Q: There is cautious optimism that the civil aviation industry is emerging from the recession. What is your assessment?

A: We are also cautiously optimistic. Clearly, the civil aviation industry suffered from a series of extremely challenging setbacks including a worldwide economic slowdown, terrorist attacks in the US, SARS in Asia, and instability in the Middle East. All of this has taken place as the traditional mainline carriers experience stiff competition from low-cost carriers. Our hope is that improving economic conditions, gradual geopolitical stabilisation and a competitive airline market will create growth in OEM and MRO markets in the years to come.

Q: On the military side, you were chosen this year as the supplier for the Airbus A400M programme. Beyond this, what is your assessment of the military market in the next few years?

A: The military market is strategic to Messier-Dowty for various reasons.

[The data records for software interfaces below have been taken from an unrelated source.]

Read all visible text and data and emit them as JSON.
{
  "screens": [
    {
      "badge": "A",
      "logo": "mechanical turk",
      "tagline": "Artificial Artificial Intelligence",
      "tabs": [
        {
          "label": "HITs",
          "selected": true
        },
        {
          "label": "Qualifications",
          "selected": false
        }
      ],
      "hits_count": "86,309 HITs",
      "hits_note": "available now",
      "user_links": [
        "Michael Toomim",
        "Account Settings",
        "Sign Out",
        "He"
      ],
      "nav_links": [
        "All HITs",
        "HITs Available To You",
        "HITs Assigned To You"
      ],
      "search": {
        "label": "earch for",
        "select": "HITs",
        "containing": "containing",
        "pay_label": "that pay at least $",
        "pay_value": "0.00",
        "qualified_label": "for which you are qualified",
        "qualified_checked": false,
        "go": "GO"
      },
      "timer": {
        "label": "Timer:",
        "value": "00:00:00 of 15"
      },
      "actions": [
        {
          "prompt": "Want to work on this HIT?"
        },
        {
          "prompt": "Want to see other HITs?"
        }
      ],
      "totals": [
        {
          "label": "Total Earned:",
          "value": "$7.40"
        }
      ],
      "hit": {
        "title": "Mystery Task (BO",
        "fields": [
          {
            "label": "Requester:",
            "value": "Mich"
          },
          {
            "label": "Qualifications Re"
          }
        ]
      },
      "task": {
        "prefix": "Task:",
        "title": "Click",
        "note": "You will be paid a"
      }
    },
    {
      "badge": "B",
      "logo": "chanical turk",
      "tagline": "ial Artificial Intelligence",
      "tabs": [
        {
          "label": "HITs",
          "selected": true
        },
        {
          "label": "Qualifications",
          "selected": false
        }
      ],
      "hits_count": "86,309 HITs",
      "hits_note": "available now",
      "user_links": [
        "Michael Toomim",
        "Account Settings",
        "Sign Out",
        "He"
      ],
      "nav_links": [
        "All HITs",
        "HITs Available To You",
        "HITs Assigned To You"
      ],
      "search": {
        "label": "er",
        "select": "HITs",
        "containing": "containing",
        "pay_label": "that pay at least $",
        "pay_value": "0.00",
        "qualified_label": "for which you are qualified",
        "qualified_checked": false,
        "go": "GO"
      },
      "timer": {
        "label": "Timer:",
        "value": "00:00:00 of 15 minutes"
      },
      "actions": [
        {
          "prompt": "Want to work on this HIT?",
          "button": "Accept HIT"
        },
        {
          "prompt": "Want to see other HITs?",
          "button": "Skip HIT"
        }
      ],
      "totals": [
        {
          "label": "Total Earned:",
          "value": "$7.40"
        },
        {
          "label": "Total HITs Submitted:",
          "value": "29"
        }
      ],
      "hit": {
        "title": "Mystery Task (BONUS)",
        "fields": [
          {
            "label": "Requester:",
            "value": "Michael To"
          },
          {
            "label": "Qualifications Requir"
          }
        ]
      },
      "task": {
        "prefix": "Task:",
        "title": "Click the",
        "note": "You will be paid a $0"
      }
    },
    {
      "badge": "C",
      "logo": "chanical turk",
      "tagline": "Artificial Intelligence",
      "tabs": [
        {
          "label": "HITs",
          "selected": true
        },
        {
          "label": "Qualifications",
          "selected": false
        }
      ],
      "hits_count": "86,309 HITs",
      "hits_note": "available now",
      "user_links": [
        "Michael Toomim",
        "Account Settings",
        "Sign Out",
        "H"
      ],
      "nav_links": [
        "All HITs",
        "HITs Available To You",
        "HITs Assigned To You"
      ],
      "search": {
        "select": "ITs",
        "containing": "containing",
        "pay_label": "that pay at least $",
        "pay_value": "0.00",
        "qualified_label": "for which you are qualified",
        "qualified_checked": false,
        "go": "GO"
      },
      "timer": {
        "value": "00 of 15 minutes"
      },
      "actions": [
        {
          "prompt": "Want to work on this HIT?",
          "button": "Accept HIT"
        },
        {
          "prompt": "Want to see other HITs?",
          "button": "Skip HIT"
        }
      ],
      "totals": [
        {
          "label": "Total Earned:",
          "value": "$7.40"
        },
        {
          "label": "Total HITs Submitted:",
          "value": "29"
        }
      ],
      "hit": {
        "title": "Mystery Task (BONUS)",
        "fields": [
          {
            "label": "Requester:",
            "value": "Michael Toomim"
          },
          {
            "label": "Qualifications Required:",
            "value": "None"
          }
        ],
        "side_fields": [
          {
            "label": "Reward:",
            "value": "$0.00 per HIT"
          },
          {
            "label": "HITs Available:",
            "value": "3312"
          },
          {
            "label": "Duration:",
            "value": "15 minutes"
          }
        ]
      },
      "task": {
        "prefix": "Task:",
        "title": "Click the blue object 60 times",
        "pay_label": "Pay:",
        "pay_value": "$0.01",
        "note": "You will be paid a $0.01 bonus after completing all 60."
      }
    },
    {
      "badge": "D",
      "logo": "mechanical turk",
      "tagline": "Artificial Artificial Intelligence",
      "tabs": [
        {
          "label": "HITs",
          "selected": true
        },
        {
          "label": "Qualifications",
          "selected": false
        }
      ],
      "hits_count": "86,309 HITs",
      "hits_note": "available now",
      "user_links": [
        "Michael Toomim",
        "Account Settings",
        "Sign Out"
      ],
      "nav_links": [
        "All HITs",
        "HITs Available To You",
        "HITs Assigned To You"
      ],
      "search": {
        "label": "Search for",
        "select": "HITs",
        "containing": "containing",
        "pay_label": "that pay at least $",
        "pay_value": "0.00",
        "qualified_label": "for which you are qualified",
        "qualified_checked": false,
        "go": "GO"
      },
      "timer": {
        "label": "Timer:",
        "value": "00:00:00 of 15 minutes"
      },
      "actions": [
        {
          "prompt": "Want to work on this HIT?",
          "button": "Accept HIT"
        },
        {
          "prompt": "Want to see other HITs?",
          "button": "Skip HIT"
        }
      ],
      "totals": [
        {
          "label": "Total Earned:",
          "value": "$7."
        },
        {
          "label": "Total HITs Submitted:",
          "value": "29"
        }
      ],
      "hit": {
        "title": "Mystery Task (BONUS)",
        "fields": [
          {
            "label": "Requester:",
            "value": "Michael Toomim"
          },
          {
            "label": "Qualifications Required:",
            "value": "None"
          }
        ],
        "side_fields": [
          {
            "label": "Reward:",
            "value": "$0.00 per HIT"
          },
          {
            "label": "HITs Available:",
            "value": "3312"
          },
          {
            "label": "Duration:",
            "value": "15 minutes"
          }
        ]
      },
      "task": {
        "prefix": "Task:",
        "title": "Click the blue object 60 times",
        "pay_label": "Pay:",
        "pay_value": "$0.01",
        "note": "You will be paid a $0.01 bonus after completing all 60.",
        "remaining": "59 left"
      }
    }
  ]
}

Generally these programmes are technology drivers and often enable us to get a foot in the door on commercial programmes, as our involvement on the JSF X-32 programme did for the 7E7. Messier-Dowty's Boeing and Military BU is a supplier to more than 35 military programmes worldwide. This number alone reveals the importance of the military market to our business.

As for the A400M, we strongly believe in the technologies behind this aircraft, and hence its value as a programme not only for the participating European nations, but also for the export market.

Source: Flight Daily News